**DESCRIPTION OF THE TASK**
Do any lines in the data below contain "label"? If so, copy every one of them.

**INFORMATION PROVIDED**
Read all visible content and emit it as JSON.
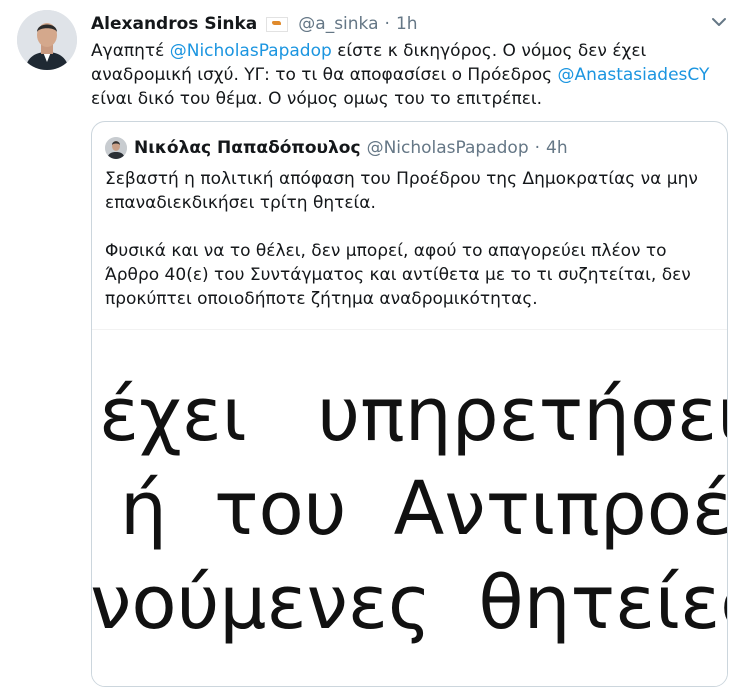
{
  "author": {
    "name": "Alexandros Sinka",
    "handle": "@a_sinka",
    "time": "1h",
    "flag_icon": "cyprus-flag-icon"
  },
  "tweet": {
    "text_1": "Αγαπητέ ",
    "mention_1": "@NicholasPapadop",
    "text_2": " είστε κ δικηγόρος. Ο νόμος δεν έχει αναδρομική ισχύ. ΥΓ: το τι θα αποφασίσει ο Πρόεδρος ",
    "mention_2": "@AnastasiadesCY",
    "text_3": " είναι δικό του θέμα. Ο νόμος ομως του το επιτρέπει."
  },
  "quoted": {
    "name": "Νικόλας Παπαδόπουλος",
    "handle": "@NicholasPapadop",
    "time": "4h",
    "paragraph_1": "Σεβαστή η πολιτική απόφαση του Προέδρου της Δημοκρατίας να μην επαναδιεκδικήσει τρίτη θητεία.",
    "paragraph_2": "Φυσικά και να το θέλει, δεν μπορεί, αφού το απαγορεύει πλέον το Άρθρο 40(ε) του Συντάγματος και αντίθετα με το τι συζητείται, δεν προκύπτει οποιοδήποτε ζήτημα αναδρομικότητας.",
    "image_lines": [
      "έχει   υπηρετήσει",
      "ή  του  Αντιπροέδρου",
      "νούμενες  θητείες"
    ]
  },
  "colors": {
    "link": "#1b95e0",
    "secondary_text": "#657786",
    "border": "#ccd6dd"
  }
}
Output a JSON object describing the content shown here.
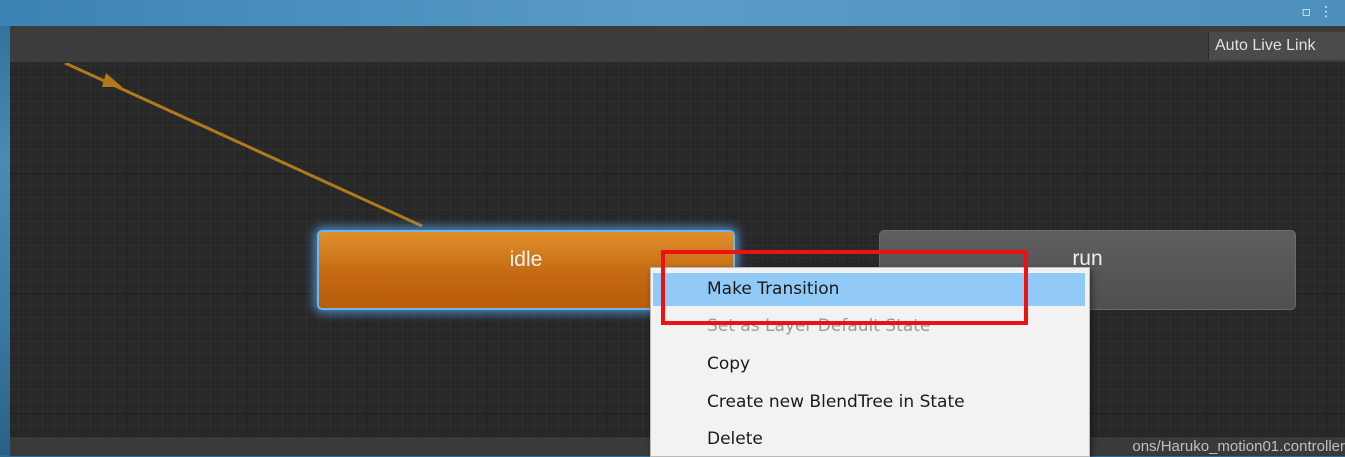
{
  "window": {
    "icons": [
      "restore-icon",
      "more-vert-icon"
    ],
    "icon_glyphs": "▫⋮"
  },
  "toolbar": {
    "auto_live_link": "Auto Live Link"
  },
  "graph": {
    "states": {
      "idle": {
        "label": "idle",
        "color": "#c46a12",
        "selected": true
      },
      "run": {
        "label": "run",
        "color": "#555555"
      }
    },
    "transition_color": "#b07a1c"
  },
  "context_menu": {
    "items": [
      {
        "label": "Make Transition",
        "highlighted": true,
        "enabled": true
      },
      {
        "label": "Set as Layer Default State",
        "highlighted": false,
        "enabled": false
      },
      {
        "label": "Copy",
        "highlighted": false,
        "enabled": true
      },
      {
        "label": "Create new BlendTree in State",
        "highlighted": false,
        "enabled": true
      },
      {
        "label": "Delete",
        "highlighted": false,
        "enabled": true
      }
    ]
  },
  "annotation": {
    "color": "#ee1111"
  },
  "statusbar": {
    "path": "ons/Haruko_motion01.controller"
  }
}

**RESPONSE AREA**
        "label": "idle",
        "label": "run",
        "label": "Make Transition",
        "label": "Set as Layer Default State",
        "label": "Copy",
        "label": "Create new BlendTree in State",
        "label": "Delete",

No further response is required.